> **Aim of the exercise**
When the word "我保证不打你" shows up in a line of the data below, copy that whole line.
Data listing below:
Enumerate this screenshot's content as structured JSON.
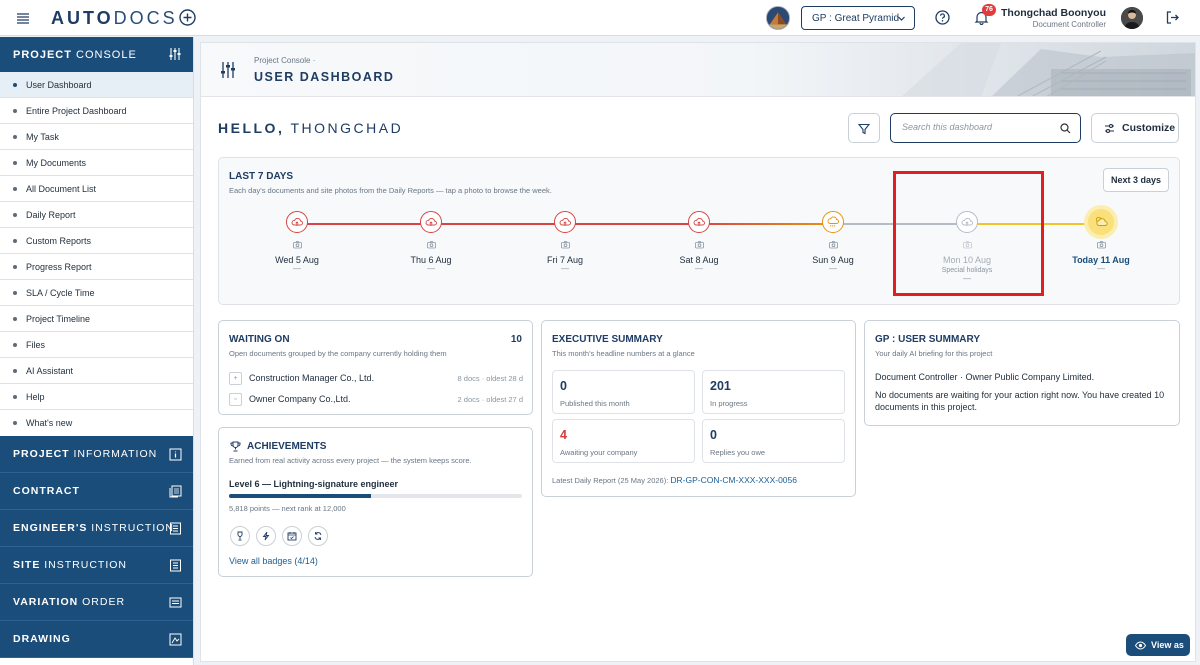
{
  "app": {
    "logo_part1": "AUTO",
    "logo_part2": "DOCS"
  },
  "topbar": {
    "project_select": "GP : Great Pyramid",
    "notif_count": "76",
    "user_name": "Thongchad Boonyou",
    "user_role": "Document Controller"
  },
  "sidebar": {
    "console_title_bold": "PROJECT",
    "console_title_rest": " CONSOLE",
    "items": [
      "User Dashboard",
      "Entire Project Dashboard",
      "My Task",
      "My Documents",
      "All Document List",
      "Daily Report",
      "Custom Reports",
      "Progress Report",
      "SLA / Cycle Time",
      "Project Timeline",
      "Files",
      "AI Assistant",
      "Help",
      "What's new"
    ],
    "sections": [
      {
        "bold": "PROJECT",
        "rest": " INFORMATION"
      },
      {
        "bold": "CONTRACT",
        "rest": ""
      },
      {
        "bold": "ENGINEER'S",
        "rest": " INSTRUCTION"
      },
      {
        "bold": "SITE",
        "rest": " INSTRUCTION"
      },
      {
        "bold": "VARIATION",
        "rest": " ORDER"
      },
      {
        "bold": "DRAWING",
        "rest": ""
      }
    ]
  },
  "header": {
    "breadcrumb": "Project Console ·",
    "title": "USER DASHBOARD"
  },
  "greeting": {
    "hello": "HELLO,",
    "name": "THONGCHAD"
  },
  "search": {
    "placeholder": "Search this dashboard"
  },
  "customize_label": "Customize",
  "last7": {
    "title": "LAST 7 DAYS",
    "subtitle": "Each day's documents and site photos from the Daily Reports — tap a photo to browse the week.",
    "next_label": "Next 3 days",
    "days": [
      {
        "label": "Wed 5 Aug",
        "sub": "",
        "dash": "—"
      },
      {
        "label": "Thu 6 Aug",
        "sub": "",
        "dash": "—"
      },
      {
        "label": "Fri 7 Aug",
        "sub": "",
        "dash": "—"
      },
      {
        "label": "Sat 8 Aug",
        "sub": "",
        "dash": "—"
      },
      {
        "label": "Sun 9 Aug",
        "sub": "",
        "dash": "—"
      },
      {
        "label": "Mon 10 Aug",
        "sub": "Special holidays",
        "dash": "—"
      },
      {
        "label": "Today 11 Aug",
        "sub": "",
        "dash": "—"
      }
    ],
    "colors": {
      "past": "#d64545",
      "sunday": "#e8920f",
      "holiday": "#b5bcc4",
      "today": "#f2c42b"
    }
  },
  "waiting": {
    "title": "WAITING ON",
    "count": "10",
    "subtitle": "Open documents grouped by the company currently holding them",
    "rows": [
      {
        "company": "Construction Manager Co., Ltd.",
        "meta": "8 docs · oldest 28 d"
      },
      {
        "company": "Owner Company Co.,Ltd.",
        "meta": "2 docs · oldest 27 d"
      }
    ]
  },
  "achievements": {
    "title": "ACHIEVEMENTS",
    "subtitle": "Earned from real activity across every project — the system keeps score.",
    "level": "Level 6 — Lightning-signature engineer",
    "points": "5,818 points — next rank at 12,000",
    "progress_fraction": 0.485,
    "view_all": "View all badges (4/14)"
  },
  "executive": {
    "title": "EXECUTIVE SUMMARY",
    "subtitle": "This month's headline numbers at a glance",
    "tiles": [
      {
        "value": "0",
        "label": "Published this month"
      },
      {
        "value": "201",
        "label": "In progress"
      },
      {
        "value": "4",
        "label": "Awaiting your company"
      },
      {
        "value": "0",
        "label": "Replies you owe"
      }
    ],
    "latest_prefix": "Latest Daily Report (25 May 2026):",
    "latest_link": "DR-GP-CON-CM-XXX-XXX-0056"
  },
  "gp_summary": {
    "title": "GP : USER SUMMARY",
    "subtitle": "Your daily AI briefing for this project",
    "line1": "Document Controller · Owner Public Company Limited.",
    "line2": "No documents are waiting for your action right now. You have created 10 documents in this project."
  },
  "view_as_label": "View as"
}
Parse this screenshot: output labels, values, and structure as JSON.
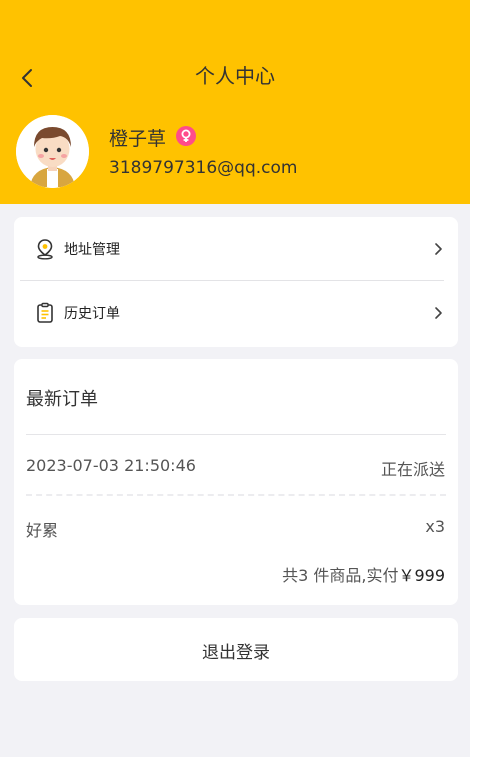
{
  "header": {
    "title": "个人中心",
    "back_icon": "chevron-left-icon"
  },
  "profile": {
    "name": "橙子草",
    "email": "3189797316@qq.com",
    "gender_icon": "female-icon"
  },
  "menu": {
    "items": [
      {
        "label": "地址管理",
        "icon": "location-pin-icon"
      },
      {
        "label": "历史订单",
        "icon": "clipboard-icon"
      }
    ]
  },
  "latest_order": {
    "title": "最新订单",
    "time": "2023-07-03 21:50:46",
    "status": "正在派送",
    "item_name": "好累",
    "item_qty": "x3",
    "total_prefix": "共3 件商品,实付",
    "total_amount": "￥999"
  },
  "logout": {
    "label": "退出登录"
  },
  "colors": {
    "header_bg": "#ffc200",
    "page_bg": "#f2f2f6",
    "gender_badge": "#ff4c8b"
  }
}
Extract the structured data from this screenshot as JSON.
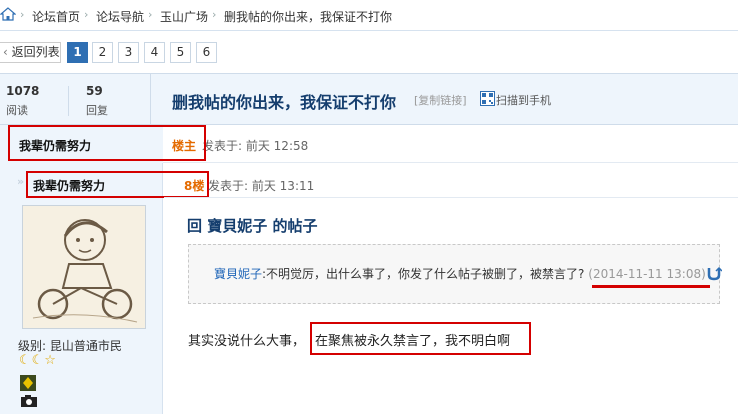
{
  "breadcrumb": {
    "items": [
      "论坛首页",
      "论坛导航",
      "玉山广场",
      "删我帖的你出来，我保证不打你"
    ],
    "separator": "›"
  },
  "pager": {
    "back_label": "返回列表",
    "pages": [
      "1",
      "2",
      "3",
      "4",
      "5",
      "6"
    ],
    "current_page": "1"
  },
  "thread": {
    "views": "1078",
    "views_label": "阅读",
    "replies": "59",
    "replies_label": "回复",
    "title": "删我帖的你出来，我保证不打你",
    "copy_link": "[复制链接]",
    "scan_label": "扫描到手机"
  },
  "posts": [
    {
      "author": "我辈仍需努力",
      "floor": "楼主",
      "posted": "发表于: 前天 12:58"
    },
    {
      "author": "我辈仍需努力",
      "floor": "8楼",
      "posted": "发表于: 前天 13:11",
      "level": "级别: 昆山普通市民",
      "reply_title": "回 寶貝妮子 的帖子",
      "quote_user": "寶貝妮子",
      "quote_text": ":不明觉厉，出什么事了，你发了什么帖子被删了，被禁言了?",
      "quote_time": "(2014-11-11 13:08)",
      "body_prefix": "其实没说什么大事，",
      "body_highlight": "在聚焦被永久禁言了，我不明白啊"
    }
  ],
  "colors": {
    "accent": "#2f6fb3",
    "title": "#153e6e",
    "highlight_box": "#d40000",
    "floor": "#e46a00"
  }
}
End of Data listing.
> **Task solution**
      "删我帖的你出来，我保证不打你"
    "title": "删我帖的你出来，我保证不打你",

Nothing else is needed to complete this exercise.